§ **Exercise objective**: Your job is to copy the lines from the material that include "post".

§ **Records for the exercise**:
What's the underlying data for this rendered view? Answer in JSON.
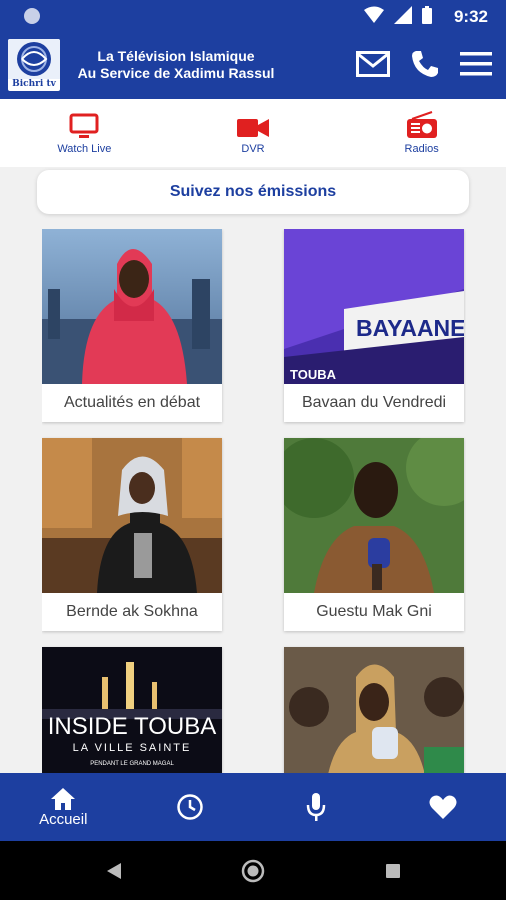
{
  "status": {
    "time": "9:32"
  },
  "app": {
    "title_line1": "La Télévision Islamique",
    "title_line2": "Au Service de Xadimu Rassul",
    "logo_text": "Bichri tv"
  },
  "tabs": [
    {
      "label": "Watch Live",
      "icon": "tv-icon"
    },
    {
      "label": "DVR",
      "icon": "video-camera-icon"
    },
    {
      "label": "Radios",
      "icon": "radio-icon"
    }
  ],
  "section": {
    "title": "Suivez nos émissions"
  },
  "shows": [
    {
      "title": "Actualités en débat"
    },
    {
      "title": "Bavaan du Vendredi",
      "thumb_text": "BAYAANE",
      "thumb_subtext": "TOUBA"
    },
    {
      "title": "Bernde ak Sokhna"
    },
    {
      "title": "Guestu Mak Gni"
    },
    {
      "title": "",
      "thumb_text": "INSIDE TOUBA",
      "thumb_subtext": "LA VILLE SAINTE",
      "thumb_caption": "PENDANT LE GRAND MAGAL"
    },
    {
      "title": ""
    }
  ],
  "bottom_nav": [
    {
      "label": "Accueil",
      "icon": "home-icon"
    },
    {
      "label": "",
      "icon": "clock-icon"
    },
    {
      "label": "",
      "icon": "microphone-icon"
    },
    {
      "label": "",
      "icon": "heart-icon"
    }
  ],
  "colors": {
    "primary": "#1d3fa0",
    "accent": "#e02020"
  }
}
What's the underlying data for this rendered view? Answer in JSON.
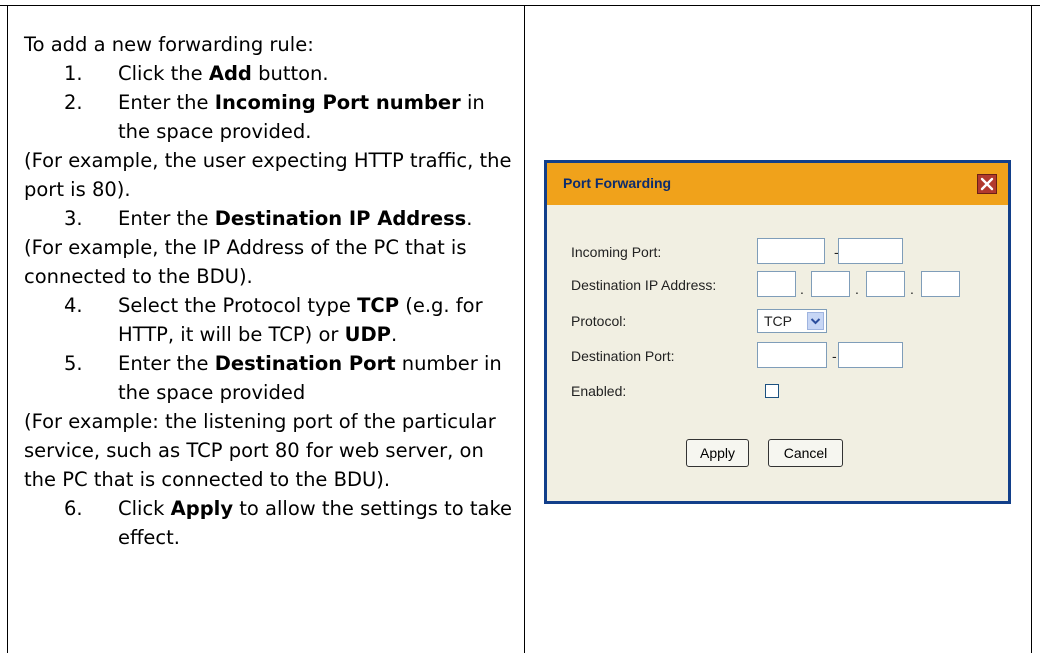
{
  "doc": {
    "intro": "To add a new forwarding rule:",
    "steps": [
      {
        "num": "1.",
        "pre": "Click the ",
        "bold": "Add",
        "post": " button."
      },
      {
        "num": "2.",
        "pre": "Enter the ",
        "bold": "Incoming Port number",
        "post": " in the space provided."
      },
      {
        "num": "3.",
        "pre": "Enter the ",
        "bold": "Destination IP Address",
        "post": "."
      },
      {
        "num": "4.",
        "pre": "Select the Protocol type ",
        "bold": "TCP",
        "mid": " (e.g. for HTTP, it will be TCP) or ",
        "bold2": "UDP",
        "post": "."
      },
      {
        "num": "5.",
        "pre": "Enter the ",
        "bold": "Destination Port",
        "post": " number in the space provided"
      },
      {
        "num": "6.",
        "pre": "Click ",
        "bold": "Apply",
        "post": " to allow the settings to take effect."
      }
    ],
    "notes": [
      "(For example, the user expecting HTTP traffic, the port is 80).",
      "(For example, the IP Address of the PC that is connected to the BDU).",
      "(For example: the listening port of the particular service, such as TCP port 80 for web server, on the PC that is connected to the BDU)."
    ]
  },
  "dialog": {
    "title": "Port Forwarding",
    "labels": {
      "incoming_port": "Incoming Port:",
      "destination_ip": "Destination IP Address:",
      "protocol": "Protocol:",
      "destination_port": "Destination Port:",
      "enabled": "Enabled:"
    },
    "protocol_value": "TCP",
    "separators": {
      "dash": "-",
      "dot": "."
    },
    "buttons": {
      "apply": "Apply",
      "cancel": "Cancel"
    }
  }
}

§ **Task result**:
        "post": " button."
        "post": " in the space provided."
        "post": "."
        "post": "."
        "post": " number in the space provided"
        "post": " to allow the settings to take effect."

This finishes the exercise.